Napolitano, who justly earned the moniker “Big Sis,” keeps trying to drop the hammer on the American people by essentially demanding that we submit to the procedures or discontinue flying.
So our options are to submit to your “authority” or essentially discontinue productive lives in a global society?

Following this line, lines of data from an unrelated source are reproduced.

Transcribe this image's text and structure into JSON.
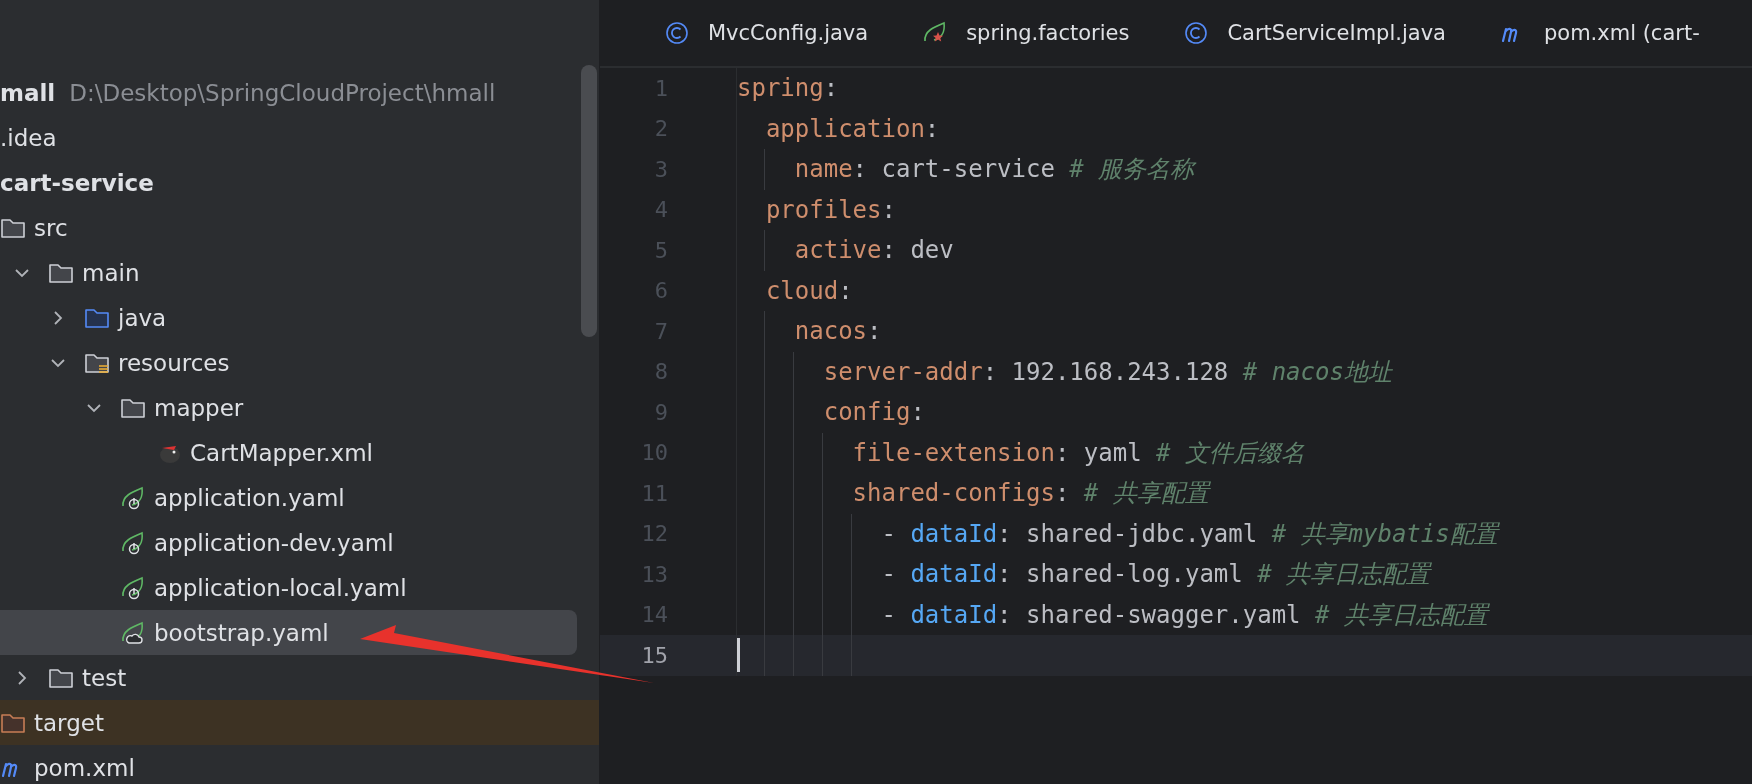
{
  "project_tree": [
    {
      "label": "mall",
      "path": "D:\\Desktop\\SpringCloudProject\\hmall",
      "kind": "project",
      "selected": false,
      "children": [
        {
          "label": ".idea",
          "kind": "folder",
          "selected": false
        },
        {
          "label": "cart-service",
          "kind": "module",
          "selected": false,
          "children": [
            {
              "label": "src",
              "kind": "folder",
              "selected": false,
              "children": [
                {
                  "label": "main",
                  "kind": "folder",
                  "expanded": true,
                  "selected": false,
                  "children": [
                    {
                      "label": "java",
                      "kind": "source-folder",
                      "expanded": false,
                      "selected": false
                    },
                    {
                      "label": "resources",
                      "kind": "resources-folder",
                      "expanded": true,
                      "selected": false,
                      "children": [
                        {
                          "label": "mapper",
                          "kind": "folder",
                          "expanded": true,
                          "selected": false,
                          "children": [
                            {
                              "label": "CartMapper.xml",
                              "kind": "mybatis",
                              "selected": false
                            }
                          ]
                        },
                        {
                          "label": "application.yaml",
                          "kind": "spring-boot",
                          "selected": false
                        },
                        {
                          "label": "application-dev.yaml",
                          "kind": "spring-boot",
                          "selected": false
                        },
                        {
                          "label": "application-local.yaml",
                          "kind": "spring-boot",
                          "selected": false
                        },
                        {
                          "label": "bootstrap.yaml",
                          "kind": "spring-cloud",
                          "selected": true
                        }
                      ]
                    }
                  ]
                },
                {
                  "label": "test",
                  "kind": "folder",
                  "expanded": false,
                  "selected": false
                }
              ]
            },
            {
              "label": "target",
              "kind": "excluded-folder",
              "selected": false
            },
            {
              "label": "pom.xml",
              "kind": "maven",
              "selected": false
            }
          ]
        }
      ]
    }
  ],
  "editor_tabs": [
    {
      "label": "MvcConfig.java",
      "kind": "class"
    },
    {
      "label": "spring.factories",
      "kind": "spring"
    },
    {
      "label": "CartServiceImpl.java",
      "kind": "class"
    },
    {
      "label": "pom.xml (cart-",
      "kind": "maven"
    }
  ],
  "code_lines": [
    {
      "number": "1",
      "current": false,
      "tokens": [
        {
          "kind": "key",
          "text": "spring"
        },
        {
          "kind": "punct",
          "text": ":"
        }
      ]
    },
    {
      "number": "2",
      "current": false,
      "tokens": [
        {
          "kind": "key",
          "text": "  application"
        },
        {
          "kind": "punct",
          "text": ":"
        }
      ]
    },
    {
      "number": "3",
      "current": false,
      "tokens": [
        {
          "kind": "key",
          "text": "    name"
        },
        {
          "kind": "punct",
          "text": ": "
        },
        {
          "kind": "value",
          "text": "cart-service "
        },
        {
          "kind": "comment",
          "text": "# 服务名称"
        }
      ]
    },
    {
      "number": "4",
      "current": false,
      "tokens": [
        {
          "kind": "key",
          "text": "  profiles"
        },
        {
          "kind": "punct",
          "text": ":"
        }
      ]
    },
    {
      "number": "5",
      "current": false,
      "tokens": [
        {
          "kind": "key",
          "text": "    active"
        },
        {
          "kind": "punct",
          "text": ": "
        },
        {
          "kind": "value",
          "text": "dev"
        }
      ]
    },
    {
      "number": "6",
      "current": false,
      "tokens": [
        {
          "kind": "key",
          "text": "  cloud"
        },
        {
          "kind": "punct",
          "text": ":"
        }
      ]
    },
    {
      "number": "7",
      "current": false,
      "tokens": [
        {
          "kind": "key",
          "text": "    nacos"
        },
        {
          "kind": "punct",
          "text": ":"
        }
      ]
    },
    {
      "number": "8",
      "current": false,
      "tokens": [
        {
          "kind": "key",
          "text": "      server-addr"
        },
        {
          "kind": "punct",
          "text": ": "
        },
        {
          "kind": "value",
          "text": "192.168.243.128 "
        },
        {
          "kind": "comment",
          "text": "# nacos地址"
        }
      ]
    },
    {
      "number": "9",
      "current": false,
      "tokens": [
        {
          "kind": "key",
          "text": "      config"
        },
        {
          "kind": "punct",
          "text": ":"
        }
      ]
    },
    {
      "number": "10",
      "current": false,
      "tokens": [
        {
          "kind": "key",
          "text": "        file-extension"
        },
        {
          "kind": "punct",
          "text": ": "
        },
        {
          "kind": "value",
          "text": "yaml "
        },
        {
          "kind": "comment",
          "text": "# 文件后缀名"
        }
      ]
    },
    {
      "number": "11",
      "current": false,
      "tokens": [
        {
          "kind": "key",
          "text": "        shared-configs"
        },
        {
          "kind": "punct",
          "text": ": "
        },
        {
          "kind": "comment",
          "text": "# 共享配置"
        }
      ]
    },
    {
      "number": "12",
      "current": false,
      "tokens": [
        {
          "kind": "punct",
          "text": "          - "
        },
        {
          "kind": "attr",
          "text": "dataId"
        },
        {
          "kind": "punct",
          "text": ": "
        },
        {
          "kind": "value",
          "text": "shared-jdbc.yaml "
        },
        {
          "kind": "comment",
          "text": "# 共享mybatis配置"
        }
      ]
    },
    {
      "number": "13",
      "current": false,
      "tokens": [
        {
          "kind": "punct",
          "text": "          - "
        },
        {
          "kind": "attr",
          "text": "dataId"
        },
        {
          "kind": "punct",
          "text": ": "
        },
        {
          "kind": "value",
          "text": "shared-log.yaml "
        },
        {
          "kind": "comment",
          "text": "# 共享日志配置"
        }
      ]
    },
    {
      "number": "14",
      "current": false,
      "tokens": [
        {
          "kind": "punct",
          "text": "          - "
        },
        {
          "kind": "attr",
          "text": "dataId"
        },
        {
          "kind": "punct",
          "text": ": "
        },
        {
          "kind": "value",
          "text": "shared-swagger.yaml "
        },
        {
          "kind": "comment",
          "text": "# 共享日志配置"
        }
      ]
    },
    {
      "number": "15",
      "current": true
    }
  ]
}
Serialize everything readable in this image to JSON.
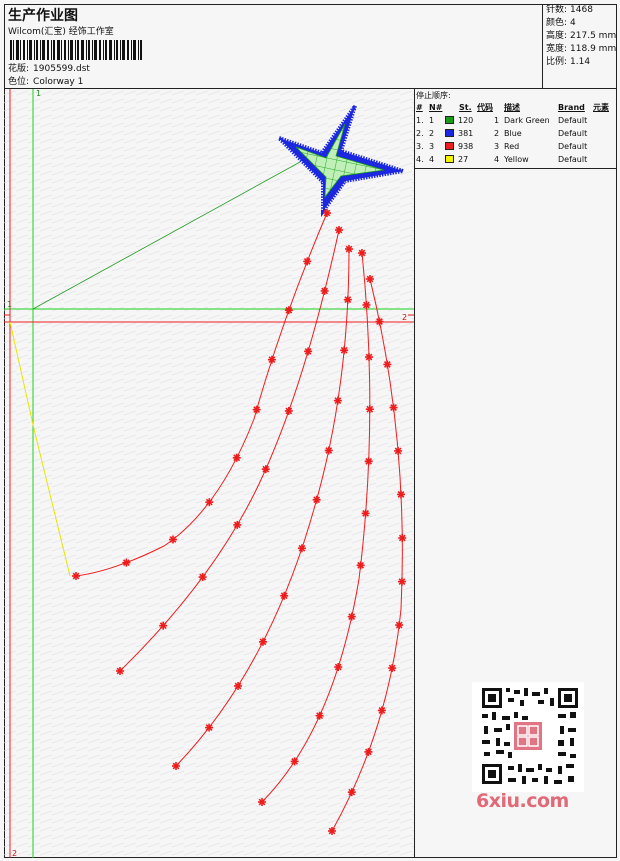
{
  "header": {
    "title": "生产作业图",
    "subtitle": "Wilcom(汇宝) 经饰工作室",
    "design_label": "花版:",
    "design_value": "1905599.dst",
    "color_label": "色位:",
    "color_value": "Colorway 1"
  },
  "stats": [
    {
      "label": "针数:",
      "value": "1468"
    },
    {
      "label": "颜色:",
      "value": "4"
    },
    {
      "label": "高度:",
      "value": "217.5 mm"
    },
    {
      "label": "宽度:",
      "value": "118.9 mm"
    },
    {
      "label": "比例:",
      "value": "1.14"
    }
  ],
  "stop_sequence": {
    "title": "停止顺序:",
    "headers": [
      "#",
      "N#",
      "St.",
      "代码",
      "描述",
      "Brand",
      "元素"
    ],
    "rows": [
      {
        "num": "1.",
        "n": "1",
        "color": "#1b9a1b",
        "stitches": "120",
        "code": "1",
        "desc": "Dark Green",
        "brand": "Default"
      },
      {
        "num": "2.",
        "n": "2",
        "color": "#1c28e0",
        "stitches": "381",
        "code": "2",
        "desc": "Blue",
        "brand": "Default"
      },
      {
        "num": "3.",
        "n": "3",
        "color": "#ee1c1c",
        "stitches": "938",
        "code": "3",
        "desc": "Red",
        "brand": "Default"
      },
      {
        "num": "4.",
        "n": "4",
        "color": "#f5f500",
        "stitches": "27",
        "code": "4",
        "desc": "Yellow",
        "brand": "Default"
      }
    ]
  },
  "guides": {
    "green_top": "1",
    "green_left": "1",
    "red_right": "2",
    "red_bottom": "2"
  },
  "watermark": {
    "text": "6xiu.com"
  },
  "colors": {
    "green": "#1ed41e",
    "red": "#ee1c1c",
    "blue": "#1c28e0",
    "yellow": "#e6e600"
  }
}
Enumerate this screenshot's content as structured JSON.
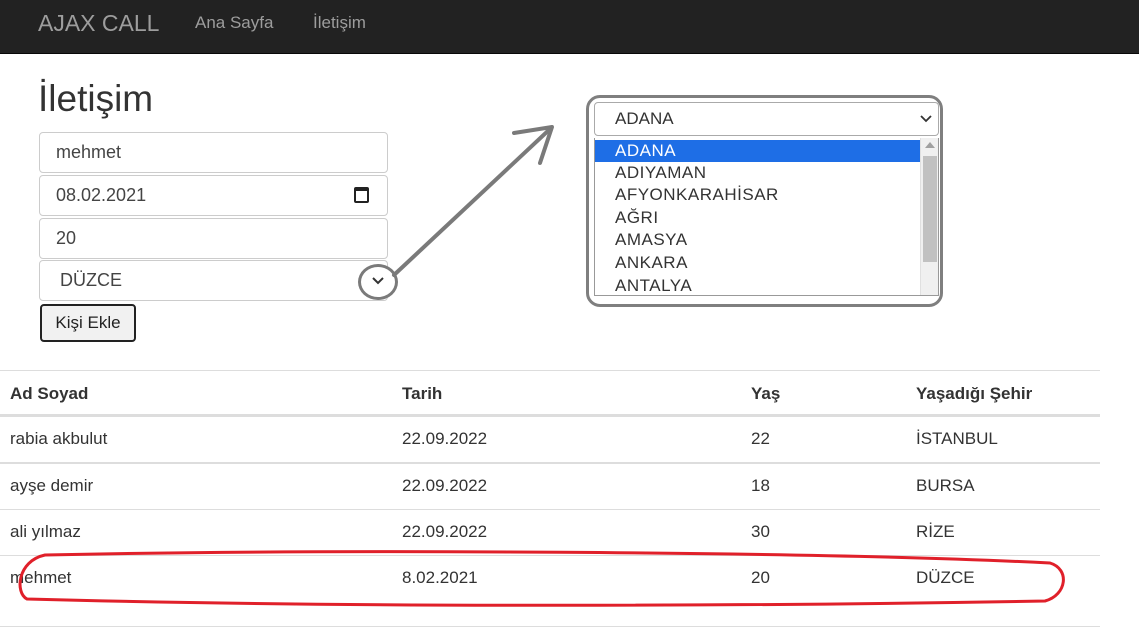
{
  "navbar": {
    "brand": "AJAX CALL",
    "links": [
      "Ana Sayfa",
      "İletişim"
    ]
  },
  "page": {
    "title": "İletişim"
  },
  "form": {
    "name_value": "mehmet",
    "date_value": "08.02.2021",
    "age_value": "20",
    "city_value": "DÜZCE",
    "submit_label": "Kişi Ekle"
  },
  "dropdown_zoom": {
    "selected": "ADANA",
    "options": [
      "ADANA",
      "ADIYAMAN",
      "AFYONKARAHİSAR",
      "AĞRI",
      "AMASYA",
      "ANKARA",
      "ANTALYA"
    ],
    "highlighted_index": 0
  },
  "table": {
    "headers": [
      "Ad Soyad",
      "Tarih",
      "Yaş",
      "Yaşadığı Şehir"
    ],
    "rows": [
      [
        "rabia akbulut",
        "22.09.2022",
        "22",
        "İSTANBUL"
      ],
      [
        "ayşe demir",
        "22.09.2022",
        "18",
        "BURSA"
      ],
      [
        "ali yılmaz",
        "22.09.2022",
        "30",
        "RİZE"
      ],
      [
        "mehmet",
        "8.02.2021",
        "20",
        "DÜZCE"
      ]
    ]
  },
  "colors": {
    "navbar_bg": "#222222",
    "nav_text": "#9d9d9d",
    "option_highlight": "#1e6ee6",
    "annotation_red": "#e0202a",
    "annotation_gray": "#7a7a7a"
  }
}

Great plan, Big Sis.
The problem now is that, with terrorism as a looming threat, we have been sacrificing liberty for security.
At this point, the trade-off comes with severely diminishing returns — for every inch of ground we gain in security, we have to give up five miles of freedom.
Terrorists have already proven that they will adapt to our security measures and find new ways to overcome them.
As the current security measures are supposedly designed to protect us from threats such as the failed “underwear bomber,” what’s the next security measure if a terrorist boards a plane with explosives stuffed up his rectum?
Should we then submit ourselves to body cavity searches?
Some measures are necessary to maintain a reasonable level of security.
We can’t let people walk onto airplanes with grenade launchers and machetes.
However, the previous security measures, with metal detectors, bag scanners and the various regulations requiring travelers to remove shoes, laptops and liquids, were reasonably thorough procedures that didn’t stomp all over our rights and our dignity.
The snowball of discontent is gathering momentum, and National “Opt-Out” Day (a protest designed to clog up security checkpoints) is right around the corner.
At the core of this snowball are informed citizens such as John Tyner, practicing civil disobedience by refusing to submit to the procedures while simultaneously broadcasting his now famous line, “If you touch my junk, I’m gonna have you arrested.”
A movement such as this lies at the heart of the American spirit, and it is crucial that we maintain our opposition to abuses of power such as this TSA overreach.
Don’t tread on me.